--- Record extracts Enclosed Below ---
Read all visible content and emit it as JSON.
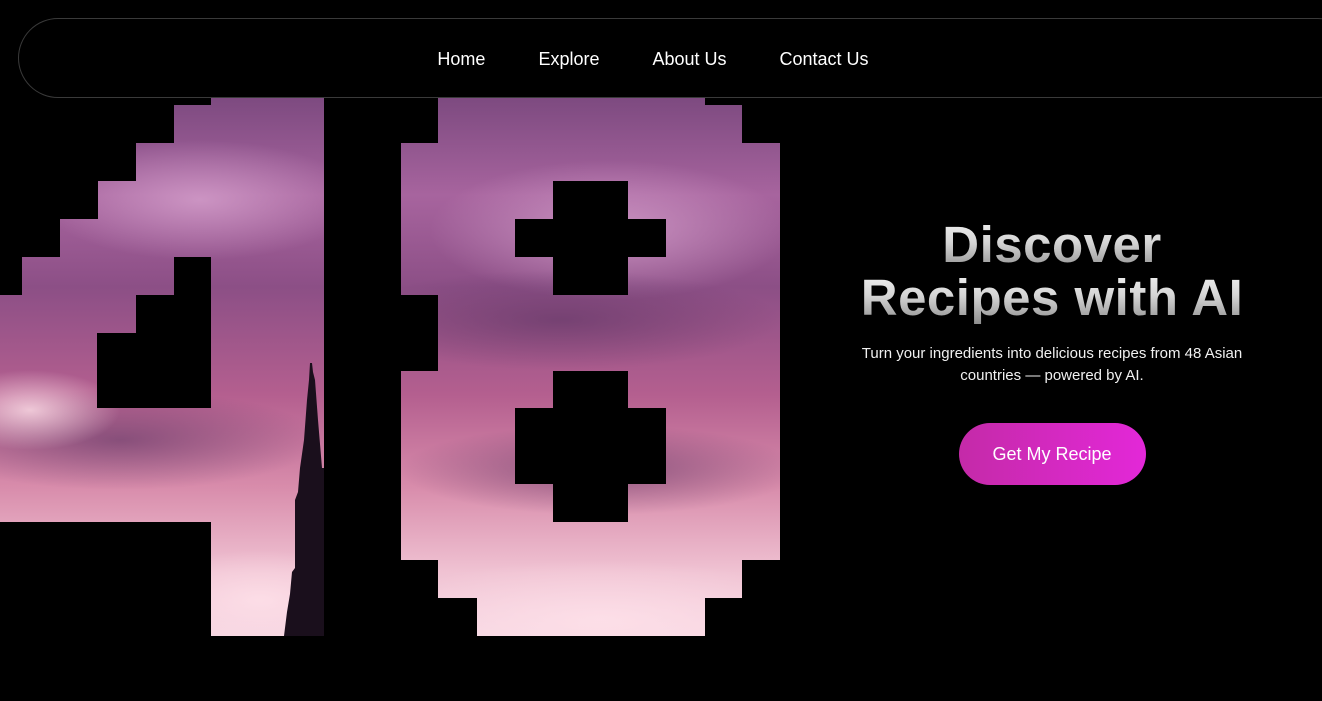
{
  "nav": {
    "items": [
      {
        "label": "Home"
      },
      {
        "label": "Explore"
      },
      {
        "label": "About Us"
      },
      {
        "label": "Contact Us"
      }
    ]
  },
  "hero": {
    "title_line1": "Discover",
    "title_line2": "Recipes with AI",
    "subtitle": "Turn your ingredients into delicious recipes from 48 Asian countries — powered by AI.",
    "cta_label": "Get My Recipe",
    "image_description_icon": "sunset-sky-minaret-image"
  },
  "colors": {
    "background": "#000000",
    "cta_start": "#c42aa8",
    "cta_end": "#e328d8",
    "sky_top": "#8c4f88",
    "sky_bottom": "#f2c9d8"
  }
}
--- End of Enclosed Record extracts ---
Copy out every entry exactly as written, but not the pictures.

Read all visible content and emit it as JSON.
{
  "nav": {
    "items": [
      {
        "label": "Home"
      },
      {
        "label": "Explore"
      },
      {
        "label": "About Us"
      },
      {
        "label": "Contact Us"
      }
    ]
  },
  "hero": {
    "title_line1": "Discover",
    "title_line2": "Recipes with AI",
    "subtitle": "Turn your ingredients into delicious recipes from 48 Asian countries — powered by AI.",
    "cta_label": "Get My Recipe",
    "image_description_icon": "sunset-sky-minaret-image"
  },
  "colors": {
    "background": "#000000",
    "cta_start": "#c42aa8",
    "cta_end": "#e328d8",
    "sky_top": "#8c4f88",
    "sky_bottom": "#f2c9d8"
  }
}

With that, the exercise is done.